Ethical Issues in Reproductive Technology

Article excerpt

JOPPPAH Interview with Dr. William Hurlbut

ABSTRACT: This interview is based on Dr. William Hurlbut's presentation at the APPPAH Congress held in San Francisco, CA in December, 2003. Dr. Hurlbut's presentation of scientific data and ethical issues surrounding reproductive technologies, particularly the topic of Cloning for Biomedical Research (CBR) was profound and moving. To quote from his closing remarks, "At this critical moment before we can go forward, we must recover some of the awe and wonder that is often absent in the practice of our science and even our ethical philosophy; we must pause in the rush of our progress to reconsider the full majesty of human life." In order to share some of the wisdom dispensed in his presentation and bring us up to date, JOPPPAH is proud to present Dr. Hurlbut's response to our questions.

KEY WORDS: cloning, CBR, biomedical research, regenerative medicine, reproductive technology, human development.

JOPPPAH: Dr. Hurlbut, thank you for taking the time to respond to our questions. Could you first tell us about your work with the President's Council on Bioethics?

Dr. Hurlbut: There are eighteen of us, from a variety of backgrounds ranging from science and medicine to social policy and law. The President appointed us to address the complex human and moral issues that are arising with advances in biotechnology. He asked us to help serve as the conscience of the country, to engage and educate the public and to advise him and the nation on issues of policy. I consider it a great privilege and honor to serve my country in this way and I find it the most challenging and fascinating thing I've ever done.

JOPPPAH: Narrowing this to ethical issues in reproductive technology, could you give us an update on the current status of such technology?

Dr. Hurlbut: The whole realm of reproduction is crucial because it is at once of central human significance and a gateway technology for both advances in biomedical science and possible interventions in human life. On the positive front Assisted Reproductive Technologies (ART) means that many couples have avoided the heartache of an empty cradle. But, at the same time, advances in ART have continuously pushed the borders of our ethical intuitions and challenged us to think more clearly about the moral standing of developing life, the meaning of natural relationships, and the rightful role of choice in genetic screening (and perhaps one day in genetic enhancement).

As we gain instrumental control over the production of gametes and the generation of life in the laboratory we face many strange and unfamiliar options. Studies with mouse embryonic stem (ES) cells suggest we may one day be able to generate oocytes in a laboratory from either females or males; scientists have joined cells from two embryos together to form an entirely new 'tetra-parental' embryo (with the idea that this might one day help protect against transmission of genetic diseases) and, of course, human cloning opens prospects for a conceptual shift from procreation to manufacture.
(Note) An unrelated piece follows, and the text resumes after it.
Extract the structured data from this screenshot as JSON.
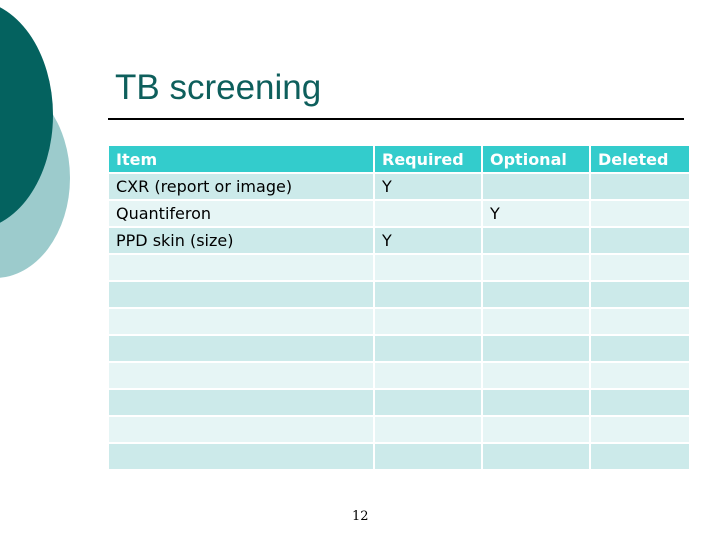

But more centrally, we are seeing, as with new eyes, the wonders of our early development-the fantastic symphony of process that unfolds in the formation of each human person.

JOPPPAH: Focusing now on the primary topic in your presentation, cloning for biomedical research, you discussed the four-year moratorium on such research that the Council recommended. Can you give us some background on this recommendation and the current status?

Dr. Hurlbut: We made that recommendation and only last winter did scientists successfully accomplish even the first most tentative success in cloning human embryos. And even then the project was swamped in ethical controversy over how the researchers managed to procure 242 human oocytes (including implications that lab assistants were donors). We made our recommendation so that our society could calm down, slow down and give more thorough and thoughtful analysis to this complex moral dilemma. …